• _DATA RECORDS_:
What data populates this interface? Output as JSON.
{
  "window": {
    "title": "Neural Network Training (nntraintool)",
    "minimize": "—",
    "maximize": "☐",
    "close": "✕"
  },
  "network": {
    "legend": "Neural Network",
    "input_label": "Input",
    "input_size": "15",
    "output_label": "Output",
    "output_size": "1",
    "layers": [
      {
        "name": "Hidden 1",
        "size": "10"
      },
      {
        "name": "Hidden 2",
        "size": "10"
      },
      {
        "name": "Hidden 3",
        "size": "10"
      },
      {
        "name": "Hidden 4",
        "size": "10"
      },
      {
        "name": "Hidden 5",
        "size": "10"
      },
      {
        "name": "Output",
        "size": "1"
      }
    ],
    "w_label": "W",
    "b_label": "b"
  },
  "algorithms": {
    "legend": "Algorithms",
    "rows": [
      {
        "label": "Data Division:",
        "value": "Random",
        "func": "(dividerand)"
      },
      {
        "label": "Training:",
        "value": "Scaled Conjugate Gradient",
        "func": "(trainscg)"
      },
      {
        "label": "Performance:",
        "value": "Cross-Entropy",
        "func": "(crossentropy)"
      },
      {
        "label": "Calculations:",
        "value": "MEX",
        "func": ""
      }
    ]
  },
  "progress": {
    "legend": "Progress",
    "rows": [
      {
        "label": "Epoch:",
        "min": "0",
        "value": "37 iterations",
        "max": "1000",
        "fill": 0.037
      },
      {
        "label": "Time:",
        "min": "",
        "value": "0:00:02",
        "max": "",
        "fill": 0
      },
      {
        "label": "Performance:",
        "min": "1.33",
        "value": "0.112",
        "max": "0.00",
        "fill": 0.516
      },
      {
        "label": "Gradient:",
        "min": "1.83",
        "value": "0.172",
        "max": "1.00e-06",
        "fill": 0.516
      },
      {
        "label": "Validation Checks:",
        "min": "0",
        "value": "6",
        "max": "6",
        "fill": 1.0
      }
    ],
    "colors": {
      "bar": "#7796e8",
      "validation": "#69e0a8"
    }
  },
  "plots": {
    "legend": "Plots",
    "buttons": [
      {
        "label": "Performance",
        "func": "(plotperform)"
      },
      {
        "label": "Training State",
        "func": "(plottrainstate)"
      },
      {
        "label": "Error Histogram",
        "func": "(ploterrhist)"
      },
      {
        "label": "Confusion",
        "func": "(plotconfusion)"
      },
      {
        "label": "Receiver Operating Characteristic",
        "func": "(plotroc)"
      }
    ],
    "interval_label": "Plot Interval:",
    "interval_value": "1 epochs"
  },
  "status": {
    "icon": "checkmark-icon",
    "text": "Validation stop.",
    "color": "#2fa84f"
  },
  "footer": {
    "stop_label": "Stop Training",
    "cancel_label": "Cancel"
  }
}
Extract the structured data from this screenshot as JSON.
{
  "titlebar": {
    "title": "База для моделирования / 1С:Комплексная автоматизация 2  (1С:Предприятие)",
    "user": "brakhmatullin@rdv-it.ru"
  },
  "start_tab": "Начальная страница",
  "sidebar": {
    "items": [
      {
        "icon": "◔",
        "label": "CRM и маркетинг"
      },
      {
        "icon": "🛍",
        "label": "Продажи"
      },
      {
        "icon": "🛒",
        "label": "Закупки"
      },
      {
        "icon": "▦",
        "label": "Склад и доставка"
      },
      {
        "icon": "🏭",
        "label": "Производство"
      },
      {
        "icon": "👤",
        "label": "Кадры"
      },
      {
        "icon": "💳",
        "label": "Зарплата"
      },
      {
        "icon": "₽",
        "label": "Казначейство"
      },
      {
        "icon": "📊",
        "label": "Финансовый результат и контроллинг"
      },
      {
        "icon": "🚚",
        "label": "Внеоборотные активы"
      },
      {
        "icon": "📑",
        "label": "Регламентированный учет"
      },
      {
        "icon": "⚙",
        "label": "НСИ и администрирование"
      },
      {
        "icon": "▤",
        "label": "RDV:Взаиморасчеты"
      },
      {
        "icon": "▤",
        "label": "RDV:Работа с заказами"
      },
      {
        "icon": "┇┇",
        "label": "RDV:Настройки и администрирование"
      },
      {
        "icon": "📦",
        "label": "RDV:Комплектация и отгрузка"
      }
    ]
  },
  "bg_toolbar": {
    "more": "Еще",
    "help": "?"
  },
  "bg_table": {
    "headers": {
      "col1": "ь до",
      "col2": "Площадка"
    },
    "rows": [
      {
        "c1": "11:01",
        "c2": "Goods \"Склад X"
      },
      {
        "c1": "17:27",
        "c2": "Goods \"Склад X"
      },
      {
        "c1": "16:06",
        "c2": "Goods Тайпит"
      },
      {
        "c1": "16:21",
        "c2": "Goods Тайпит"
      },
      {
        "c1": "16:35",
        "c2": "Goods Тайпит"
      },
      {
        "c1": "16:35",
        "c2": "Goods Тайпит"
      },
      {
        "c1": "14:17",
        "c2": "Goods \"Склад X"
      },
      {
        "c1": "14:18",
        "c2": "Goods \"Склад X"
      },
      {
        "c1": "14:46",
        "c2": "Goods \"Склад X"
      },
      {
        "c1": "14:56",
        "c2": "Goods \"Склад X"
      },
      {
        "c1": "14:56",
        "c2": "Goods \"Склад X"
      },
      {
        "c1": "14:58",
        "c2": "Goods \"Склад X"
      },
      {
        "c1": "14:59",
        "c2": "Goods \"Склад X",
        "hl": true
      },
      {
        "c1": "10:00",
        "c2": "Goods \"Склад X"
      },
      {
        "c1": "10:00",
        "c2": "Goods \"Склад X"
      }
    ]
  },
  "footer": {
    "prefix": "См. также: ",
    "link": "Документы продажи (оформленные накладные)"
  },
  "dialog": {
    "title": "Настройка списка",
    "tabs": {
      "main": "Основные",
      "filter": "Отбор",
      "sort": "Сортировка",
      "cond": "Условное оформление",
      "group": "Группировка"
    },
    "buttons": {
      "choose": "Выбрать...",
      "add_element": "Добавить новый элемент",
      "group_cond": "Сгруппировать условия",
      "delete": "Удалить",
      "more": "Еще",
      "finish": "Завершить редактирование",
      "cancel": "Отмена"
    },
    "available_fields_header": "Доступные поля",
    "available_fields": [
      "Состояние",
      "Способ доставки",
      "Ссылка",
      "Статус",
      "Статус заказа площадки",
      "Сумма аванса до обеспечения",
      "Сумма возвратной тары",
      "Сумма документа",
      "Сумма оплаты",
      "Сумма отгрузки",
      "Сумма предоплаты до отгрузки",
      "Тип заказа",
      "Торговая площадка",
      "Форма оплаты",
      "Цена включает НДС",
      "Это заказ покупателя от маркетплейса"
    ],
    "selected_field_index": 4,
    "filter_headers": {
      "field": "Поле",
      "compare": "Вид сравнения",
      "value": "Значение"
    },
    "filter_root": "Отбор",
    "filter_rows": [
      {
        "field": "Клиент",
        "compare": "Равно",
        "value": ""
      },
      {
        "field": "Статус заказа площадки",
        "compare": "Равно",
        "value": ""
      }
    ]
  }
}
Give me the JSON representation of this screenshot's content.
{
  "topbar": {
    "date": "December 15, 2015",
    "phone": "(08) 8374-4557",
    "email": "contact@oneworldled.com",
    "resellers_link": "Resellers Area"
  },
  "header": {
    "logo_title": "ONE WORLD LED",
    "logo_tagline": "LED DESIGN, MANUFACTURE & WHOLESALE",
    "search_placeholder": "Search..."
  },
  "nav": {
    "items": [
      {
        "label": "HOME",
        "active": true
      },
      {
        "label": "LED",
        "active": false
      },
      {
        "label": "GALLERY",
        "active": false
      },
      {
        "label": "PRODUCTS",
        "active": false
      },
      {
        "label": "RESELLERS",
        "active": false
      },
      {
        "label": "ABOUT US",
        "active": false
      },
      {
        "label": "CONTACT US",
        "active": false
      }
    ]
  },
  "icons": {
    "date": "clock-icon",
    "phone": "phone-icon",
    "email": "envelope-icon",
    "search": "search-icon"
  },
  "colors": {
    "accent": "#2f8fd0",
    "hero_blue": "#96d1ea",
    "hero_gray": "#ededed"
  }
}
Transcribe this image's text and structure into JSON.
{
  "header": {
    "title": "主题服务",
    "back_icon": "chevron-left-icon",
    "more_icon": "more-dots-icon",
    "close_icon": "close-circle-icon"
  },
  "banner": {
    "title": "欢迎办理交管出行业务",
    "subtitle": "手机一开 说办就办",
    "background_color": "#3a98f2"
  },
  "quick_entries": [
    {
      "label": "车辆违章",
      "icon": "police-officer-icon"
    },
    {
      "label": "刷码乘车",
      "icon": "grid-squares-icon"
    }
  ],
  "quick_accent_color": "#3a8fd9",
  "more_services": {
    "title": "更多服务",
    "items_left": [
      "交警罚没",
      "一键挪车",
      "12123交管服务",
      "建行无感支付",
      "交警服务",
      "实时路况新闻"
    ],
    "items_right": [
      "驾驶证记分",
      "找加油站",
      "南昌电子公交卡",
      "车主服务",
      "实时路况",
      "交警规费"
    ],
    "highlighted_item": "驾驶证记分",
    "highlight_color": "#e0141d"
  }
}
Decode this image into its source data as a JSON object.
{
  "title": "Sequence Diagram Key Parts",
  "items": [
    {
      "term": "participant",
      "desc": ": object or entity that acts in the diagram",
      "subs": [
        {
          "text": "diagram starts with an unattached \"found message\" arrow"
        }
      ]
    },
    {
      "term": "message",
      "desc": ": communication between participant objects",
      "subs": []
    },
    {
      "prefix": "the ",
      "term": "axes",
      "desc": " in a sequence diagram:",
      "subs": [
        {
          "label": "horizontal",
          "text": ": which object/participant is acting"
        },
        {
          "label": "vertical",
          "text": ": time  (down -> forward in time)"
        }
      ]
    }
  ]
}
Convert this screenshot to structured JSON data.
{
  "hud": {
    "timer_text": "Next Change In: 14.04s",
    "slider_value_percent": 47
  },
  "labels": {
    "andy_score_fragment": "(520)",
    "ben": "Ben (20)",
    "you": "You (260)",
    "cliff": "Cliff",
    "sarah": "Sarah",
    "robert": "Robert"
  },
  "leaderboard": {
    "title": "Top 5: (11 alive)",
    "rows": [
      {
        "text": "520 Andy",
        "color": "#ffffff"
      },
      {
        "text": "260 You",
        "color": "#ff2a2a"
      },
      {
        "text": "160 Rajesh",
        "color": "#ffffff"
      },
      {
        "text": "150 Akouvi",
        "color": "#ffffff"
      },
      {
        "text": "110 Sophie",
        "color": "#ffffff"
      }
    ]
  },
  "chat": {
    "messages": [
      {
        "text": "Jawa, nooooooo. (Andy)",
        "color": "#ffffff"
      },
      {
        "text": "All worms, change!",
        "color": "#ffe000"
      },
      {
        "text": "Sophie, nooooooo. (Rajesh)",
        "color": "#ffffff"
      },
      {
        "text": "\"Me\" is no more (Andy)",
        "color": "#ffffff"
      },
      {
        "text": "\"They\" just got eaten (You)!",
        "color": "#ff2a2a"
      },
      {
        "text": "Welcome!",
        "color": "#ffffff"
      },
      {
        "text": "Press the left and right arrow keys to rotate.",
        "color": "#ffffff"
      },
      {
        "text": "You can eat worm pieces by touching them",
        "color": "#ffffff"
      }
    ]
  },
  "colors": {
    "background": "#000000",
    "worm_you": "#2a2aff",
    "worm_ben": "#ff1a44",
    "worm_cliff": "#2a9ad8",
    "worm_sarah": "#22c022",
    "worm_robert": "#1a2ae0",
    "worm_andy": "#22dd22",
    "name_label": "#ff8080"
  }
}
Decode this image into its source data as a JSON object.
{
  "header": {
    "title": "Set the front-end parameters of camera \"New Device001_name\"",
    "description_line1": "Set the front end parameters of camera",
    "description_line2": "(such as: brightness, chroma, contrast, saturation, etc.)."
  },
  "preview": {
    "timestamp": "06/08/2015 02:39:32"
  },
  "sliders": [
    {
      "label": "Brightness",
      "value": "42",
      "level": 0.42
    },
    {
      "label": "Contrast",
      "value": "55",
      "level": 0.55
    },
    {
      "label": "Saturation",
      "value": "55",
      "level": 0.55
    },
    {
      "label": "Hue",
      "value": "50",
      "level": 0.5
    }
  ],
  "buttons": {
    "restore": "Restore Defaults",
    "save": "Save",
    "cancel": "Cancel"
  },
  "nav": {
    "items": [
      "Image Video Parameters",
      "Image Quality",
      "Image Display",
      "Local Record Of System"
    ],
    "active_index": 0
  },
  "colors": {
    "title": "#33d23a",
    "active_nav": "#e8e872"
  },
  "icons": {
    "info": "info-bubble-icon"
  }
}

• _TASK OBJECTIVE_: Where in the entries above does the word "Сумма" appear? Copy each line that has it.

• _TASK SOLUTION_:
      "Сумма аванса до обеспечения",
      "Сумма возвратной тары",
      "Сумма документа",
      "Сумма оплаты",
      "Сумма отгрузки",
      "Сумма предоплаты до отгрузки",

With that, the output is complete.